Top of Listed records

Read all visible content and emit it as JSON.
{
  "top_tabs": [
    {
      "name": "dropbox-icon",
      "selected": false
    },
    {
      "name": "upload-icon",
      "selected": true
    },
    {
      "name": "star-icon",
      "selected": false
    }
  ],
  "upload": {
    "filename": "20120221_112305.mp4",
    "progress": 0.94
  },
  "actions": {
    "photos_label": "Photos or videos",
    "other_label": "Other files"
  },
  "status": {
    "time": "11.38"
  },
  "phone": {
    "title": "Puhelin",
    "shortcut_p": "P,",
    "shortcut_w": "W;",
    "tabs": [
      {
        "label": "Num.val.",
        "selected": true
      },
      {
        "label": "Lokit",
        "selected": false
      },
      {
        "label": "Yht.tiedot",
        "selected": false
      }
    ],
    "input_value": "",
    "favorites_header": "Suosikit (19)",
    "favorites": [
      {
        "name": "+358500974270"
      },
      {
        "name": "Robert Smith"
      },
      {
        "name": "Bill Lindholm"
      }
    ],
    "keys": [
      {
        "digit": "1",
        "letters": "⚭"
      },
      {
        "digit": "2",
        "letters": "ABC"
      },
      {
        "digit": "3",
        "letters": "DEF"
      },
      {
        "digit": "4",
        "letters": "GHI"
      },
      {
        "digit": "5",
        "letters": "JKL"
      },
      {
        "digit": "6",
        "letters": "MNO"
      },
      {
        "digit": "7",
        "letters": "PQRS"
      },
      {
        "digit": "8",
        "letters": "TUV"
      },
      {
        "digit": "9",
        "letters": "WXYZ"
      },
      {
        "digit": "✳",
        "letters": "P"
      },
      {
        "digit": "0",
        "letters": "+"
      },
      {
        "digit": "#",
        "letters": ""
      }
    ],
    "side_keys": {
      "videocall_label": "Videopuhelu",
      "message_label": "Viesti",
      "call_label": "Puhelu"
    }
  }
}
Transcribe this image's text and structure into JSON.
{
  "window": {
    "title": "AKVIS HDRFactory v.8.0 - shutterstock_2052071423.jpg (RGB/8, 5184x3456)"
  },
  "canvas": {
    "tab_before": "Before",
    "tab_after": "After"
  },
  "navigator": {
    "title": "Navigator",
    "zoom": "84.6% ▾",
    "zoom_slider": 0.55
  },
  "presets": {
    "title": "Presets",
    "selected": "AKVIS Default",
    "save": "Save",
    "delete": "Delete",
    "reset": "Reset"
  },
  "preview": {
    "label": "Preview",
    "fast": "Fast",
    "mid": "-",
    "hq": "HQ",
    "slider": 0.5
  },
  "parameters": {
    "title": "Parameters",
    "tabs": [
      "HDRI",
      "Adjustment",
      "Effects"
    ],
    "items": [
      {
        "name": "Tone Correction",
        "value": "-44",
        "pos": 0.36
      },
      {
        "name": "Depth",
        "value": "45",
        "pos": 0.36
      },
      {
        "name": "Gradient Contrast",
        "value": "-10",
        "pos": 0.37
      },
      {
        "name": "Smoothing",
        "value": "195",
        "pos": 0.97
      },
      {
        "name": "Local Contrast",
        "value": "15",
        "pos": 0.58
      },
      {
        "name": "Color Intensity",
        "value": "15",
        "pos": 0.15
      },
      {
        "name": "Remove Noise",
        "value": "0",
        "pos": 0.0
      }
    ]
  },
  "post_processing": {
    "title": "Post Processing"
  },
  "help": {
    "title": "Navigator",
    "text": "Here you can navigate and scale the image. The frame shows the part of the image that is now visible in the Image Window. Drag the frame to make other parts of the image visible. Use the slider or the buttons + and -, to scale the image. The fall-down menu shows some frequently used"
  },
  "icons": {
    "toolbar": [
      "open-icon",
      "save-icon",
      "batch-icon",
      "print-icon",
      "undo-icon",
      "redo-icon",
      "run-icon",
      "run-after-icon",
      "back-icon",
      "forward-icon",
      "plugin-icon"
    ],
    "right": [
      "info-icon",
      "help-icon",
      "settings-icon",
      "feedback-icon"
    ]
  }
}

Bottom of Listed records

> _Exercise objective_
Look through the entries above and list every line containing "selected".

> _Exercise output_
      "selected": false
      "selected": true
      "selected": false
        "selected": true
        "selected": false
        "selected": false
    "selected": "AKVIS Default",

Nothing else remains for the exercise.